The Book of Genesis: A Biography, Ronald Hendel, Princeton University Press, Pp 187, £ 16.95
RONALD Hendel, professor of Hebrew Bible and Jewish Studies at the University of California, writes in this volume that Genesis is all around us – from political and religious debates to culture. One has only to glance at the headlines to find controversies that take their heat and light from Genesis. The quantum of whether the contents of Genesis should be taught in science classes – under mere “creationism” or “intelligent design” – preoccupies school boards and political candidates. Proponents and opponents of gay marriage and gay clergy appeal to the testimony of Genesis. “While atheists criticise the irrationality of genesis, evangelical scholars argue whether Adam and Eve were historical figures,” says Hendel.
Genesis is the most familiar section of the Bible and some of the best-known Biblical stories like the creation of the world in six days, Adam and Eve’s travails in the Garden of Eden, the great flood and Noah’s Ark, the murder of Cain by Abel, the tower of Babel and table of nations, the call of Abraham, the destruction of Sodom and Gomorrah, the offering of Isaac, the lives of Jacob and Joseph, the births of Jacob’s twelve sons who become heads of the tribes of Israel. From debates about slavery, gender and sexuality to the struggles over creationism and evolution, these foundational stories continue to play a central role in how we think about science, politics, and human rights and in this biography, Hendel shows us how we got here from there.
In the earlier centuries Genesis was kept alive through the stories reproduced in illustrations in stained-glass windows and paupers’ Bibles. Monks and nuns chanted sublime songs dedicated to the patriarchs. Although most people could not read the book, the evidence of Genesis was obvious.
Genesis colours our life as we try to understand it. The author says that within the scope of the life of Genesis, three interwoven themes animate our story. 1) The life of Genesis involves an interplay of its original meaning – its “plain” sense – and its multiple forms of interpretation over the centuries. 2) The life of Genesis involves an ages-long relationship between truth and error, in which the boundaries between the two are fiercely contested. 3) The keys to understanding the book of Genesis in every age correspond to the keys to understanding the reality generally. But these keys change over time and open different doors. He laments that today many people do not read the Genesis, but the debate over the meanings and consequences of the stories told in it continues as it does over their multifarious interpretations expounded in Western culture.

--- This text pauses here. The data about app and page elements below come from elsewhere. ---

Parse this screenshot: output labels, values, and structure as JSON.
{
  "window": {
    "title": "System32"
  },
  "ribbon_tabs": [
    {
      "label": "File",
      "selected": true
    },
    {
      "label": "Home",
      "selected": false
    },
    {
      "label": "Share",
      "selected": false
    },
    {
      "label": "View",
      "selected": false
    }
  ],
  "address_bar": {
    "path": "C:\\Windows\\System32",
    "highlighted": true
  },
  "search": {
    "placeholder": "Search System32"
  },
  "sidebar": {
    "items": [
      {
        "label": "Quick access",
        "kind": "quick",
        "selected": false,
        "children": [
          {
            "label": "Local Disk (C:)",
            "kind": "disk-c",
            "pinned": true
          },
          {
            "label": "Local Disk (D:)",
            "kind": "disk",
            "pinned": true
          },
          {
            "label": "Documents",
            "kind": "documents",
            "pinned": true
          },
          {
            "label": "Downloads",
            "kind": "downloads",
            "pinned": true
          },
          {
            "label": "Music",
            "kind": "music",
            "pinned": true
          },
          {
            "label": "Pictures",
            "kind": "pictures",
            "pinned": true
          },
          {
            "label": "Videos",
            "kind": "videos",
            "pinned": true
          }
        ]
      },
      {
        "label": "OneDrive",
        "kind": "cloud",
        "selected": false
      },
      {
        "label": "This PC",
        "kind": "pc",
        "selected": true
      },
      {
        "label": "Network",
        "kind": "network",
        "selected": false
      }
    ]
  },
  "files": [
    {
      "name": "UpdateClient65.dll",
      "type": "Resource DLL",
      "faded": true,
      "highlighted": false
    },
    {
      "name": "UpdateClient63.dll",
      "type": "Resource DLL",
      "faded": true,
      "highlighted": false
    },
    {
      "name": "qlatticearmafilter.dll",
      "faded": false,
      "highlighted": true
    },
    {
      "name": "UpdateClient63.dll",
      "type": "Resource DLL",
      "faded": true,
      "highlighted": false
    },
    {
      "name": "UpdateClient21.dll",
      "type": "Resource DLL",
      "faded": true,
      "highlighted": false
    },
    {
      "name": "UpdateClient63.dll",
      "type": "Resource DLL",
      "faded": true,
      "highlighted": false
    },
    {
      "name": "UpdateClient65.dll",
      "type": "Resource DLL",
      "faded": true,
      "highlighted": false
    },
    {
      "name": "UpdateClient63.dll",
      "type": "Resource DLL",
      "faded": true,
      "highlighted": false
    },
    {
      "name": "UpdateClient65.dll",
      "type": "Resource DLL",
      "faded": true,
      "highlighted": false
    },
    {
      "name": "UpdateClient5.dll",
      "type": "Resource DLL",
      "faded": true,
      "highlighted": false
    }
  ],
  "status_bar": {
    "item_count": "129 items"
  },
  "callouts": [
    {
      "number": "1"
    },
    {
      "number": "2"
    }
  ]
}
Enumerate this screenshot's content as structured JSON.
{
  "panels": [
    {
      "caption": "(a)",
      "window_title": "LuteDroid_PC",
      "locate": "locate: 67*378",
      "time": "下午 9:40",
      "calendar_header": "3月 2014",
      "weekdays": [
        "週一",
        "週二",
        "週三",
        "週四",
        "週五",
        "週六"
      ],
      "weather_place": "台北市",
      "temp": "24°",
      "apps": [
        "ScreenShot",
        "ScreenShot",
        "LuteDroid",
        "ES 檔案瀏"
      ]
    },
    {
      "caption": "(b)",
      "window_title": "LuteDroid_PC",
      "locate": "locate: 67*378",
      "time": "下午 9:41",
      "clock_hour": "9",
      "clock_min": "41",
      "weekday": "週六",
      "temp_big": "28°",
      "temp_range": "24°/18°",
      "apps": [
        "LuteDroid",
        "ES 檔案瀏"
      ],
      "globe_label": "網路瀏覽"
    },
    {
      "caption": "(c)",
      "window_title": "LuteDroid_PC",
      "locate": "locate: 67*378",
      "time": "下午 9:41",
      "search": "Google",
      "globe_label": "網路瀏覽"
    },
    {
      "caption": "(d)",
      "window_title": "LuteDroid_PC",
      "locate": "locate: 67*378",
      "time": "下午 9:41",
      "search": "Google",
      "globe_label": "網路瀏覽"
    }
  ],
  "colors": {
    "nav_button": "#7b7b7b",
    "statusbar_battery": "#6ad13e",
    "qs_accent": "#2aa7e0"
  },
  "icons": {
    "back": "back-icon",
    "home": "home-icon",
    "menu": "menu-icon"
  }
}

He further explains that if you take any other book it does not have a life in the literal sense or it has a life as part of our past and present, but the book of Genesis is alive because “it” is a formative past of the human life-world…Its life is a part of our biography in the long span of human culture.” The biography of Genesis includes its life and its afterlife, its original meanings and its effects on later generations. Its afterlife transforms, renews and extends its life.” A text’s afterlife affects one’s reading of it, even if one tries to attend to its plain sense. But it is a common practice or habit to read the story of the Garden of Eden and import later interpretations to it, “such as original Sin, Eve as erotic temptress, or the snake as Satan.” These are products of Genesis’s afterlife which are hard to see around. The life and afterlife are in a tangled relationship with each other and that is why Genesis is said to have a complicated biography. The life of Genesis began a new phase – “A long midlife crisis – when it encountered modern science and biblical scholarship. Old assumptions were questioned and new problems, which had previously been unthinkable, became unavoidable.”
Hendel begins with the writing of Genesis in a small country in the ancient Middle East and demonstrates how layers of the ext were added by the subsequent generation of writers with each epoch in the story using Genesis to shape its own and subsequent generation’s views of reality. We still question and try to interpret the stories given in Genesis but we cannot ignore that these were our stories, whether we accept them or rebel against them. We may not read them any more but we do argue over their significance in our modern life.
(Princeton University Press, 41 William Street, Princeton, New Jersey-8540.)